Content starts

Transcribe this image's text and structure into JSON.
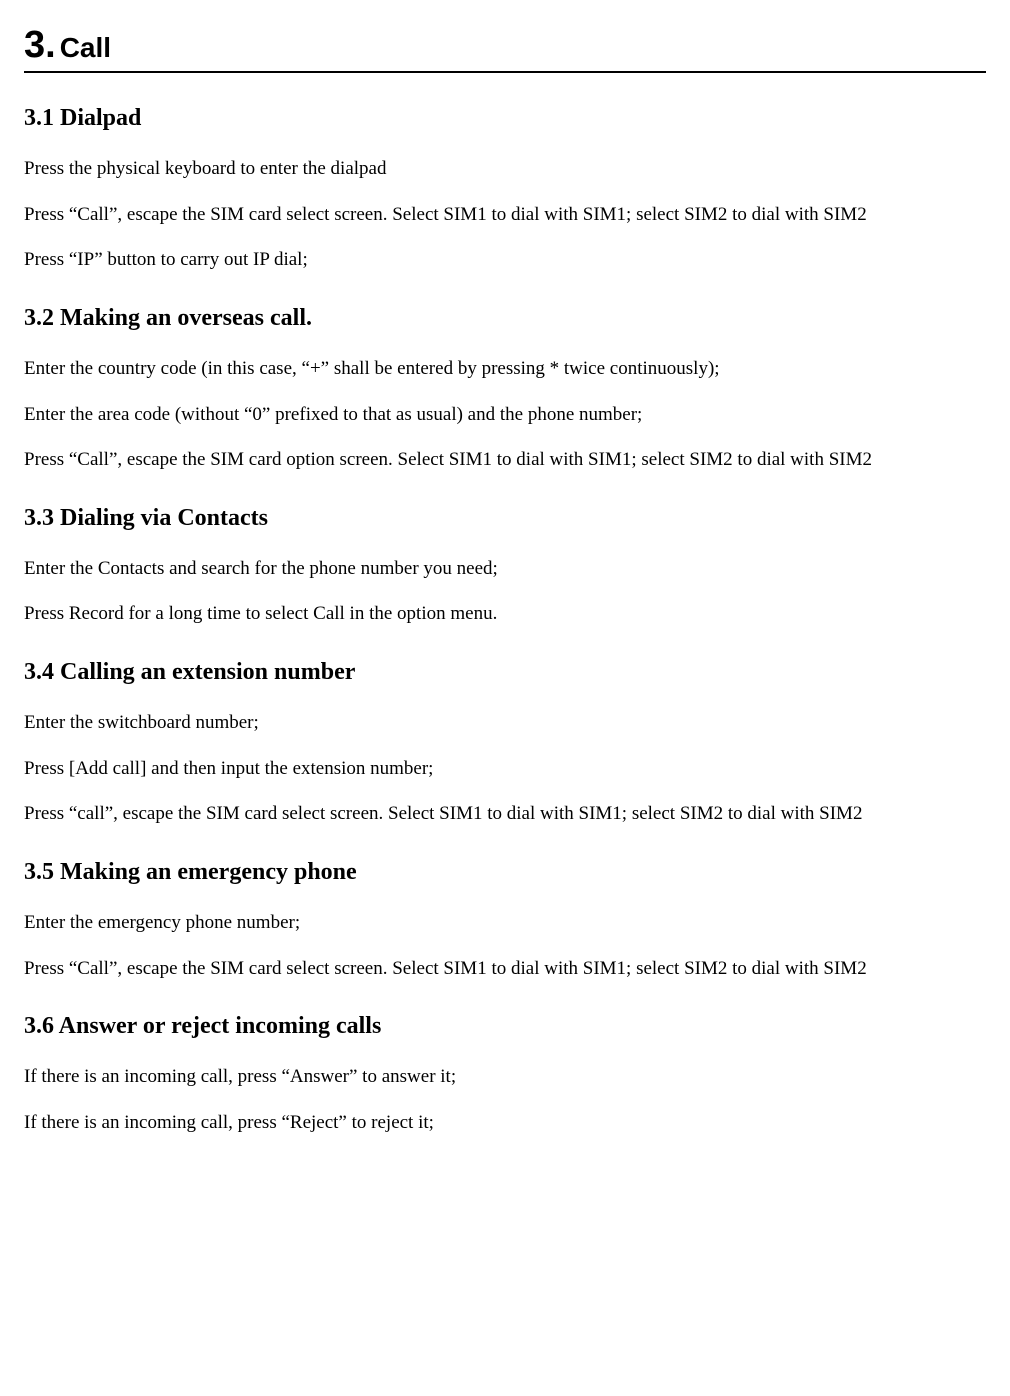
{
  "chapter": {
    "num": "3.",
    "word": "Call"
  },
  "sections": {
    "s1": {
      "h": "3.1 Dialpad",
      "p1": "Press the physical keyboard to enter the dialpad",
      "p2": "Press “Call”, escape the SIM card select screen. Select SIM1 to dial with SIM1; select SIM2 to dial with SIM2",
      "p3": "Press “IP” button to carry out IP dial;"
    },
    "s2": {
      "h": "3.2 Making an overseas call.",
      "p1": "Enter the country code (in this case, “+” shall be entered by pressing * twice continuously);",
      "p2": "Enter the area code (without “0” prefixed to that as usual) and the phone number;",
      "p3": "Press “Call”, escape the SIM card option screen. Select SIM1 to dial with SIM1; select SIM2 to dial with SIM2"
    },
    "s3": {
      "h": "3.3 Dialing via Contacts",
      "p1": "Enter the Contacts and search for the phone number you need;",
      "p2": "Press Record for a long time to select Call in the option menu."
    },
    "s4": {
      "h": "3.4 Calling an extension number",
      "p1": "Enter the switchboard number;",
      "p2": "Press [Add call] and then input the extension number;",
      "p3": "Press “call”, escape the SIM card select screen. Select SIM1 to dial with SIM1; select SIM2 to dial with SIM2"
    },
    "s5": {
      "h": "3.5 Making an emergency phone",
      "p1": "Enter the emergency phone number;",
      "p2": "Press “Call”, escape the SIM card select screen. Select SIM1 to dial with SIM1; select SIM2 to dial with SIM2"
    },
    "s6": {
      "h": "3.6 Answer or reject incoming calls",
      "p1": "If there is an incoming call, press “Answer” to answer it;",
      "p2": "If there is an incoming call, press “Reject” to reject it;"
    }
  }
}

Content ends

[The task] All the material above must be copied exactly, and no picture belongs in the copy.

[Solved exercise]
Transcribe this image's text and structure into JSON.
{
  "chapter": {
    "num": "3.",
    "word": "Call"
  },
  "sections": {
    "s1": {
      "h": "3.1 Dialpad",
      "p1": "Press the physical keyboard to enter the dialpad",
      "p2": "Press “Call”, escape the SIM card select screen. Select SIM1 to dial with SIM1; select SIM2 to dial with SIM2",
      "p3": "Press “IP” button to carry out IP dial;"
    },
    "s2": {
      "h": "3.2 Making an overseas call.",
      "p1": "Enter the country code (in this case, “+” shall be entered by pressing * twice continuously);",
      "p2": "Enter the area code (without “0” prefixed to that as usual) and the phone number;",
      "p3": "Press “Call”, escape the SIM card option screen. Select SIM1 to dial with SIM1; select SIM2 to dial with SIM2"
    },
    "s3": {
      "h": "3.3 Dialing via Contacts",
      "p1": "Enter the Contacts and search for the phone number you need;",
      "p2": "Press Record for a long time to select Call in the option menu."
    },
    "s4": {
      "h": "3.4 Calling an extension number",
      "p1": "Enter the switchboard number;",
      "p2": "Press [Add call] and then input the extension number;",
      "p3": "Press “call”, escape the SIM card select screen. Select SIM1 to dial with SIM1; select SIM2 to dial with SIM2"
    },
    "s5": {
      "h": "3.5 Making an emergency phone",
      "p1": "Enter the emergency phone number;",
      "p2": "Press “Call”, escape the SIM card select screen. Select SIM1 to dial with SIM1; select SIM2 to dial with SIM2"
    },
    "s6": {
      "h": "3.6 Answer or reject incoming calls",
      "p1": "If there is an incoming call, press “Answer” to answer it;",
      "p2": "If there is an incoming call, press “Reject” to reject it;"
    }
  }
}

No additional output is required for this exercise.